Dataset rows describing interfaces
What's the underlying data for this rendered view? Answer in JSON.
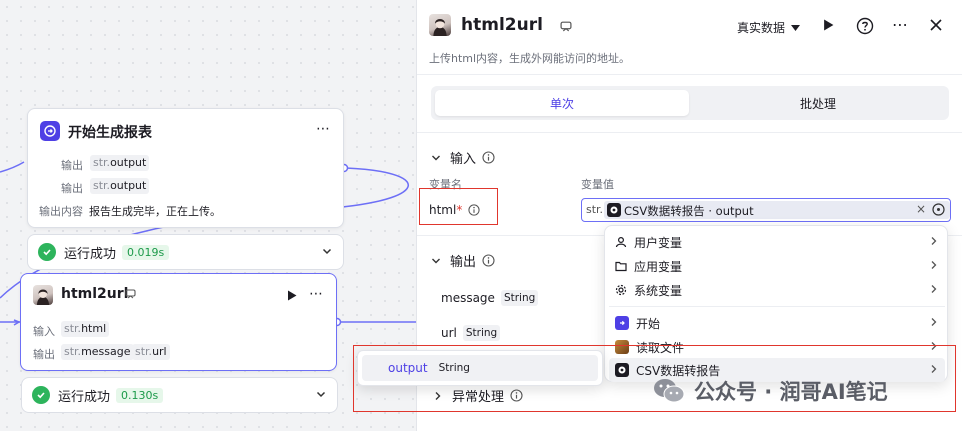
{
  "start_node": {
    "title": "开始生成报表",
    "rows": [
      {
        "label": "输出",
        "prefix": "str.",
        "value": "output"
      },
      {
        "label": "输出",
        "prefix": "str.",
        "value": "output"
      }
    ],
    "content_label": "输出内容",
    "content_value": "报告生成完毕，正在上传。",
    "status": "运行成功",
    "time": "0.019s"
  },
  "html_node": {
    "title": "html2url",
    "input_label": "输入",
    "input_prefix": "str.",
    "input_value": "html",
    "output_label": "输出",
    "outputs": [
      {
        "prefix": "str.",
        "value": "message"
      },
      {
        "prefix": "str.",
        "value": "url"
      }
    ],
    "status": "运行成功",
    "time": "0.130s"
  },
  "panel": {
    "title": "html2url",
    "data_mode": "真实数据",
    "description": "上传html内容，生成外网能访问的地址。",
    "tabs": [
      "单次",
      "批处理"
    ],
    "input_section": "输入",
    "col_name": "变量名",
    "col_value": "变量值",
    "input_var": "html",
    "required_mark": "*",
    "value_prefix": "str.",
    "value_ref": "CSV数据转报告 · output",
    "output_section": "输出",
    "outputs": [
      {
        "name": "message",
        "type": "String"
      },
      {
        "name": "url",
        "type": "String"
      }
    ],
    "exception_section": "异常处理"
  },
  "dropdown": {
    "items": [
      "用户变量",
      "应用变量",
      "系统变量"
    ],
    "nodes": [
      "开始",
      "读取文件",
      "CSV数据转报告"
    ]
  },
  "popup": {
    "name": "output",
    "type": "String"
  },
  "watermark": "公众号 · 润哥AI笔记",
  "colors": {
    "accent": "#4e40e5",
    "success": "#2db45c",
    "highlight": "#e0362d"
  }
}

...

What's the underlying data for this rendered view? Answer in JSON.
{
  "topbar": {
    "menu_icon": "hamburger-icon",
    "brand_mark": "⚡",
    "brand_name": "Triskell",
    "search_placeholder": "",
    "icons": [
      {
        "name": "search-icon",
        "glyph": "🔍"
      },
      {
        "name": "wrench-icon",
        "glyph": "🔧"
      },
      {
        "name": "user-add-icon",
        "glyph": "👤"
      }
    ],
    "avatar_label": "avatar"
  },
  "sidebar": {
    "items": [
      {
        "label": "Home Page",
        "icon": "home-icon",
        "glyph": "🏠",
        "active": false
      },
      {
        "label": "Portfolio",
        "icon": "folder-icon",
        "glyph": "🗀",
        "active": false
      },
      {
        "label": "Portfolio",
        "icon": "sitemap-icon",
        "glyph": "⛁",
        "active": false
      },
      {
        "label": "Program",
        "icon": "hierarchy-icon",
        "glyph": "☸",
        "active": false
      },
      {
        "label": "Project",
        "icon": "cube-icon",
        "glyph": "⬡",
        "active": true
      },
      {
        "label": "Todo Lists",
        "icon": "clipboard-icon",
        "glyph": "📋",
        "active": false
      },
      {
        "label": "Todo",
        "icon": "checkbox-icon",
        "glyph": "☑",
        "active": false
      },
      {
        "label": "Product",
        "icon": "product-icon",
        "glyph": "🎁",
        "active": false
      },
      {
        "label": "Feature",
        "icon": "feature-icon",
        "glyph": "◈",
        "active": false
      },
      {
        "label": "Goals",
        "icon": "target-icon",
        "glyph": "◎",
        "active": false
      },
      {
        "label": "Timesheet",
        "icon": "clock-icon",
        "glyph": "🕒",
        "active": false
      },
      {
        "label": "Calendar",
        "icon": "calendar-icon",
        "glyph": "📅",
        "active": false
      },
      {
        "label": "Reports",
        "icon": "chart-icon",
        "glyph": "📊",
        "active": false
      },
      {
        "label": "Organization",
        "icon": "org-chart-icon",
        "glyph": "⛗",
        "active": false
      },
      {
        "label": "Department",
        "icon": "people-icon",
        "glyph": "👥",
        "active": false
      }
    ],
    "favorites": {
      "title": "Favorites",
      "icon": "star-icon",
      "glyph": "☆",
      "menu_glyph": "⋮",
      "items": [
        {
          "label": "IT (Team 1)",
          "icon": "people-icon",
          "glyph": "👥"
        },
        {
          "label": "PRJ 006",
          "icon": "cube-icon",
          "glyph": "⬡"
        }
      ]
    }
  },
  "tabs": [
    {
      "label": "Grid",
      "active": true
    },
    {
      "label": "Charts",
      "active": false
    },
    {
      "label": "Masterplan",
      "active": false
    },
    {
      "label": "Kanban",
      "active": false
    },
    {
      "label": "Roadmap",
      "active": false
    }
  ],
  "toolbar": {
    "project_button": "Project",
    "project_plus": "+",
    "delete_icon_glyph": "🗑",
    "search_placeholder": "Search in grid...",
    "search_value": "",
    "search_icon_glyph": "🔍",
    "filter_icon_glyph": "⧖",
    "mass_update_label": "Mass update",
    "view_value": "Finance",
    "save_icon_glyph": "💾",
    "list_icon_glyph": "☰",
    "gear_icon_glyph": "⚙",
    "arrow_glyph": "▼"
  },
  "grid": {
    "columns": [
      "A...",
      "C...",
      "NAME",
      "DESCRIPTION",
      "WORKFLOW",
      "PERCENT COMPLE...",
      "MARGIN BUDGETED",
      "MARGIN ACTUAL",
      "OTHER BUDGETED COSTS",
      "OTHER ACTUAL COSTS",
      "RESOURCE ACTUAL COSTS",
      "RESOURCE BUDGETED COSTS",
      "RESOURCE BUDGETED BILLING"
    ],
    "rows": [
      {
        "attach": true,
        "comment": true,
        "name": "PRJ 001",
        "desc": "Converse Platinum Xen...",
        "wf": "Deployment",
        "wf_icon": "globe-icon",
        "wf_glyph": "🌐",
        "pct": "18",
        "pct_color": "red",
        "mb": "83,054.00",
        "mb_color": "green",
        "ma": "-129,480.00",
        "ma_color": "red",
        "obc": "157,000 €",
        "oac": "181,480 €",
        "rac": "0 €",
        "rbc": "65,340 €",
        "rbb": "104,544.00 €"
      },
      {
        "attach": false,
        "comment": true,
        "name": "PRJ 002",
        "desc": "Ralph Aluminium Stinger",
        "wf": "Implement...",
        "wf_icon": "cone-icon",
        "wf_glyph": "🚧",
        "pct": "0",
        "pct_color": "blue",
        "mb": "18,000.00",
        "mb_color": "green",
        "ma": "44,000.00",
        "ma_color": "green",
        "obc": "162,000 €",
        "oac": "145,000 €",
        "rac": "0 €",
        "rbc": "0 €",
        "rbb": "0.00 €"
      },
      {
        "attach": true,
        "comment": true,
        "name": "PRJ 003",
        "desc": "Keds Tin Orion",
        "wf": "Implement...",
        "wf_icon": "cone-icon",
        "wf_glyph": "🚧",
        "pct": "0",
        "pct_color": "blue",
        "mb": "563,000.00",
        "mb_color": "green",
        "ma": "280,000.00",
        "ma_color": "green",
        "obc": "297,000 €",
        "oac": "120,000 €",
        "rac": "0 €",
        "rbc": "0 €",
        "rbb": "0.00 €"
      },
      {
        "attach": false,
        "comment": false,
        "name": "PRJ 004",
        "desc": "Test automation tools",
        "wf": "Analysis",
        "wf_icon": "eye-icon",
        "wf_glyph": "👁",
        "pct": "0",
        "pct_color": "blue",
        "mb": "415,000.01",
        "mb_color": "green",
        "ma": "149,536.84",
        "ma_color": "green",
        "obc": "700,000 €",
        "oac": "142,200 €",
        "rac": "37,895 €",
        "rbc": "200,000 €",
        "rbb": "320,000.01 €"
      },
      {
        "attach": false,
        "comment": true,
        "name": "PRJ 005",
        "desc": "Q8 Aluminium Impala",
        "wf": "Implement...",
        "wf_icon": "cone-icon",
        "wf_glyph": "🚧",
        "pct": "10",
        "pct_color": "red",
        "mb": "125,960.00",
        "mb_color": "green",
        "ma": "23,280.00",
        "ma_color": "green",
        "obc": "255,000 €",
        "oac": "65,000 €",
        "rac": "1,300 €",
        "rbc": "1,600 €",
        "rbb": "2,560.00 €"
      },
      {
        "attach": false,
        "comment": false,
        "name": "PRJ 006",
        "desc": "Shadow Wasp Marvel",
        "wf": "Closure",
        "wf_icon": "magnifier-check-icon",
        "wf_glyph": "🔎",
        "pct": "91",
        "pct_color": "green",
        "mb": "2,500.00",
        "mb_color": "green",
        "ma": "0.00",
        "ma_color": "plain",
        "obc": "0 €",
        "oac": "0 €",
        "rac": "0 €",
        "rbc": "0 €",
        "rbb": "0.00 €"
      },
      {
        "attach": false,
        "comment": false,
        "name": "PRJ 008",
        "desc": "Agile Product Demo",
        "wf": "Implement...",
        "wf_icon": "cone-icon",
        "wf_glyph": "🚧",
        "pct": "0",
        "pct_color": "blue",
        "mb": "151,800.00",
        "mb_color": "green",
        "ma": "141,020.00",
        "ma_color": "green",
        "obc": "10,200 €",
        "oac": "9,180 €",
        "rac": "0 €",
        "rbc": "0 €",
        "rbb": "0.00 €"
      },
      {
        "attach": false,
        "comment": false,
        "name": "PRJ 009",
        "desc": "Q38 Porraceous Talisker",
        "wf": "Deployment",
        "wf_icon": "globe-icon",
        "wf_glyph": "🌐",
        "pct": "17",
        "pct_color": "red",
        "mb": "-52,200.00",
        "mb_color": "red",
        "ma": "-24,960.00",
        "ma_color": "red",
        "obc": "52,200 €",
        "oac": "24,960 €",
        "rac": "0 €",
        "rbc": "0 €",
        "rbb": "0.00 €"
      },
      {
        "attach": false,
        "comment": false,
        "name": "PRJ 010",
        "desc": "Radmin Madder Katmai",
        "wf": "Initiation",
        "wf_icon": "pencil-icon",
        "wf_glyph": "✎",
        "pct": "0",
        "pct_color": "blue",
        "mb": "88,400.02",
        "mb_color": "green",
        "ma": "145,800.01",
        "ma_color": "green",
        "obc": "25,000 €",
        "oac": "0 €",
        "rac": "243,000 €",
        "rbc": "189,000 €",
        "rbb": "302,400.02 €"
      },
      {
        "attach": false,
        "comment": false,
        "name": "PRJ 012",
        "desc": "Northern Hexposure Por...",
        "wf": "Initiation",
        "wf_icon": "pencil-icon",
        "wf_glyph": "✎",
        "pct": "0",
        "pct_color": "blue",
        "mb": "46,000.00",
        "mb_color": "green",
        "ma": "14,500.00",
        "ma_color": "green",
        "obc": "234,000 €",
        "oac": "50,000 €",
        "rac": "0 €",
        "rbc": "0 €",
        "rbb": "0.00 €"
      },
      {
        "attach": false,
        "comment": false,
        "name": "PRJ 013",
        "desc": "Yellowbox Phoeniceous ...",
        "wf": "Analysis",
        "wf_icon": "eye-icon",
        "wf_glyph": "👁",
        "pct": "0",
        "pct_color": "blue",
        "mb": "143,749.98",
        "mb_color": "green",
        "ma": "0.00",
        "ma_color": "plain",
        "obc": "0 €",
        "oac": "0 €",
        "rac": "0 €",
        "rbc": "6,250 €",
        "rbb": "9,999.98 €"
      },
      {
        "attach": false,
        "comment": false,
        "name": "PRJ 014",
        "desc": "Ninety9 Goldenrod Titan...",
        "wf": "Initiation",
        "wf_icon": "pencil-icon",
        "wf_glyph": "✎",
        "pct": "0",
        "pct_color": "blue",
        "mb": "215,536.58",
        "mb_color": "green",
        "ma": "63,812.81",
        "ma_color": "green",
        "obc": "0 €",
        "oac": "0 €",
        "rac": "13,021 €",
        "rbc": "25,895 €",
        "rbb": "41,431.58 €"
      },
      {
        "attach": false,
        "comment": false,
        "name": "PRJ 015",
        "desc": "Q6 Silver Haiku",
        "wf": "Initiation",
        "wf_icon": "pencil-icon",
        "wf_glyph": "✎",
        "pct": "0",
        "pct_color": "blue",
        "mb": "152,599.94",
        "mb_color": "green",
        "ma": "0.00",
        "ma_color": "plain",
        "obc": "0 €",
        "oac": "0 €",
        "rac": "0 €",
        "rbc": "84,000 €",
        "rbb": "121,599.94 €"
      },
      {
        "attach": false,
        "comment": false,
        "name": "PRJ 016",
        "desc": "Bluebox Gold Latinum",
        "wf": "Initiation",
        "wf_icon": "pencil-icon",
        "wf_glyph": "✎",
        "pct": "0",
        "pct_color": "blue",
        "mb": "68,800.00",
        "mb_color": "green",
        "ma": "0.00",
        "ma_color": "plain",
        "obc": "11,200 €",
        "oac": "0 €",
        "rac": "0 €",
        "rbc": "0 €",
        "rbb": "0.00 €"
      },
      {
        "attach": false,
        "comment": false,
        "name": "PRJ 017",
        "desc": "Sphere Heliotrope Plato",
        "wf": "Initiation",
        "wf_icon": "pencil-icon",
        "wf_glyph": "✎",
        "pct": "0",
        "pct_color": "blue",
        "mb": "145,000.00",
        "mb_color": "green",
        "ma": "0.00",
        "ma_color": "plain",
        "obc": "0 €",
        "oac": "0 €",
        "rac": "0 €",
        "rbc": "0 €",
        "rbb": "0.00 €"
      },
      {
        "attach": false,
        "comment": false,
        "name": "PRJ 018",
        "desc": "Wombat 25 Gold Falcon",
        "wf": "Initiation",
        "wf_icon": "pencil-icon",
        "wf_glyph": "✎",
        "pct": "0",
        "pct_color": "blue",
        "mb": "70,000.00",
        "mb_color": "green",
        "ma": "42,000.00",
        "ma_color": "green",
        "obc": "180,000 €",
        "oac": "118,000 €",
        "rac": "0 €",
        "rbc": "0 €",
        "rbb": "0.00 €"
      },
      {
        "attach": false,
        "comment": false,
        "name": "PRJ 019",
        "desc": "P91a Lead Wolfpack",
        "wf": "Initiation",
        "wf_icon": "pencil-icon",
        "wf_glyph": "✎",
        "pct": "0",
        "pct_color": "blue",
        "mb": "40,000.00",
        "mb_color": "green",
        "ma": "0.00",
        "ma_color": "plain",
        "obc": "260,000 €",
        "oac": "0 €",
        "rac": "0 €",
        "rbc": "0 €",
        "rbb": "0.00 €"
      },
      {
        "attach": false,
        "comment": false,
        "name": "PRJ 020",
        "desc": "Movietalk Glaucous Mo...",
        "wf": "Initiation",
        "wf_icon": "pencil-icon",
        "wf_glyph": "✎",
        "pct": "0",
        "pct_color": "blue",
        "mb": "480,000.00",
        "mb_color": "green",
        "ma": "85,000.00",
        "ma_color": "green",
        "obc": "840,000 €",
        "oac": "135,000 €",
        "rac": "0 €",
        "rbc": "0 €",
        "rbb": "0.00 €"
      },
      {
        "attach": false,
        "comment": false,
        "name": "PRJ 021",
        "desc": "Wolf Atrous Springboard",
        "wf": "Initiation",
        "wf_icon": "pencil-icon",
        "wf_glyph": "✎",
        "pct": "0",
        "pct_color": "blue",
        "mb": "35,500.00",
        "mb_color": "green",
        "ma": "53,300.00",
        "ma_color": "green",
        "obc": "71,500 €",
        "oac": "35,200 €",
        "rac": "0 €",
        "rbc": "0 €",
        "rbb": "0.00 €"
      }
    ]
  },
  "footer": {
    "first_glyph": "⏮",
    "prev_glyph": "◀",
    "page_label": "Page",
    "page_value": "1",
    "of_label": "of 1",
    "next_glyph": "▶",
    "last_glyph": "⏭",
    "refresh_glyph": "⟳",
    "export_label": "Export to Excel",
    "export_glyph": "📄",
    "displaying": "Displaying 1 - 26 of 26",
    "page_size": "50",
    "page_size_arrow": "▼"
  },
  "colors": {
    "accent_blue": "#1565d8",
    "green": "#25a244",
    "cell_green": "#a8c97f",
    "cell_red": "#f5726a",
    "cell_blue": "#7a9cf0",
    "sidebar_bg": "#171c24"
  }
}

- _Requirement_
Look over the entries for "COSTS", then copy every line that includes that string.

- _Completed exercise_
      "OTHER BUDGETED COSTS",
      "OTHER ACTUAL COSTS",
      "RESOURCE ACTUAL COSTS",
      "RESOURCE BUDGETED COSTS",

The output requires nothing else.